“The Great Gatsby” explores these themes with nuance and depth, offering a critical commentary on the human condition and the disillusionment that can arise from the pursuit of wealth, love, and the American Dream. Fitzgerald’s exploration of these themes continues to resonate with readers, prompting introspection and reflection on the complexities of society and the human experience.


“The Great Gatsby” has had several notable adaptations for both stage and screen, each bringing F. Scott Fitzgerald’s iconic novel to life in unique ways. Here is a detailed overview of the major adaptations of “The Great Gatsby”:

Stage Adaptations
  1. “The Great Gatsby” (2006) – Adapted by Simon Levy, this stage adaptation premiered at the Guthrie Theater in Minneapolis. The play captures the essence of the Jazz Age through elaborate sets, costumes, and music. It faithfully presents the key characters and pivotal moments of the novel, highlighting themes of love, illusion, and the American Dream.
  2. “Gatz” (2005) – This immersive theater production, created by Elevator Repair Service, offers a unique experience by presenting the entire text of “The Great Gatsby” as a theatrical event.
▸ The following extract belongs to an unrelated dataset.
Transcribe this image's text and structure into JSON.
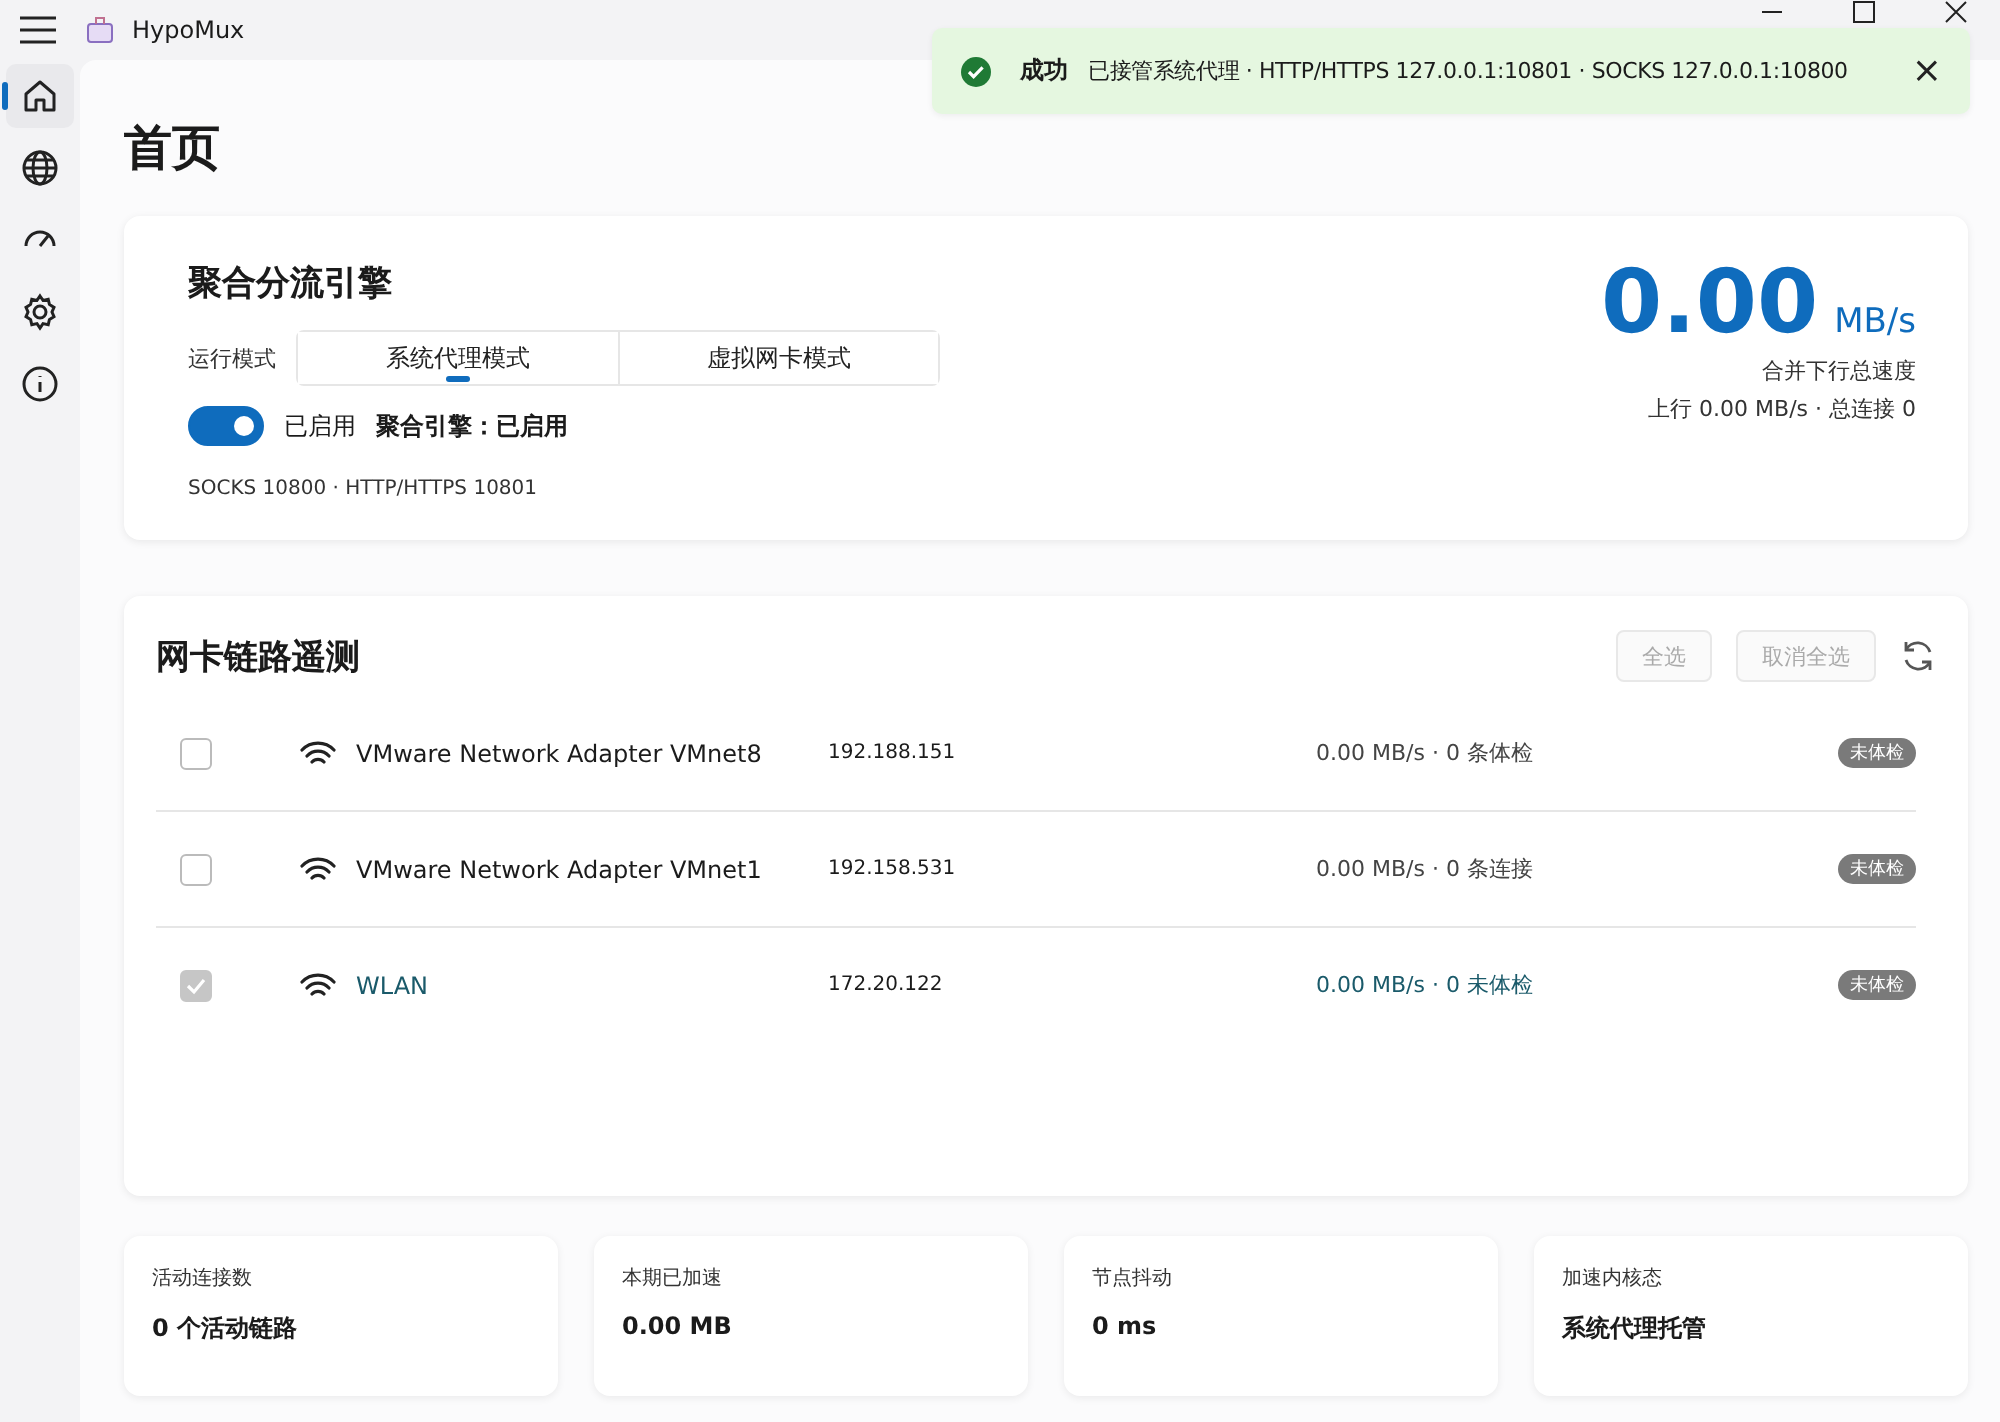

The play unfolds over six hours, with actors seamlessly transitioning between reading the novel and acting out the story. “Gatz” received critical acclaim for its innovative approach to storytelling.
Film Adaptations
  1. “The Great Gatsby” (1974) – Directed by Jack Clayton and starring Robert Redford as Jay Gatsby and Mia Farrow as Daisy Buchanan, this film adaptation aimed to capture the glamour and decadence of the Jazz Age. It remained relatively faithful to the novel, depicting the opulent parties, romantic entanglements, and tragic consequences of Gatsby’s pursuit of love and wealth.
  2. “The Great Gatsby” (2013) – Directed by Baz Luhrmann and featuring Leonardo DiCaprio as Gatsby and Carey Mulligan as Daisy, this adaptation sought to infuse the story with a contemporary energy. Luhrmann’s signature style brought vibrant visuals, elaborate production design, and a modern soundtrack to the film, aiming to capture the excesses and allure of the 1920s while exploring themes of illusion, desire, and the fading American Dream.

Each adaptation of “The Great Gatsby” brings its own interpretation of the novel’s themes, characters, and settings. From stage productions that immerse the audience in the story to film adaptations that visually depict the grandeur and disillusionment of the Jazz Age, these adaptations aim to capture the essence of Fitzgerald’s work while presenting it through various artistic lenses. Through these adaptations, audiences continue to engage with the timeless story of “The Great Gatsby” in new and captivating ways.

Is there Antisemitism in The Great Gatsby?

In the novel, there are two instances where antisemitism is indirectly referenced. The first instance occurs in Chapter 2 when Tom Buchanan mentions his business associate, Meyer Wolfsheim, who is described as a man involved in organized crime. Wolfsheim’s character is loosely based on real-life Jewish gangsters of the time. Although Fitzgerald does not explicitly perpetuate stereotypes about Jewish individuals, the inclusion of Wolfsheim as a criminal figure does play into certain antisemitic tropes prevalent during the era.

The second instance is when Tom accuses Gatsby of being a bootlegger in Chapter 7. Although bootlegging was a widespread illegal activity during the Prohibition era, the fact that Tom specifically targets Gatsby as a bootlegger echoes the antisemitic sentiment of the time. While Gatsby is not explicitly identified as Jewish, Tom’s accusation carries a derogatory undertone that aligns with the antisemitic stereotypes prevalent during the 1920s.

It is essential to understand that these instances reflect the social context of the Jazz Age, a time when discrimination and prejudices, including antisemitism, were prevalent in American society. However, it is crucial to differentiate the portrayal of such elements within the novel from the author’s personal beliefs. F. Scott Fitzgerald’s intent may have been to depict the social dynamics of the era rather than endorse or promote antisemitism.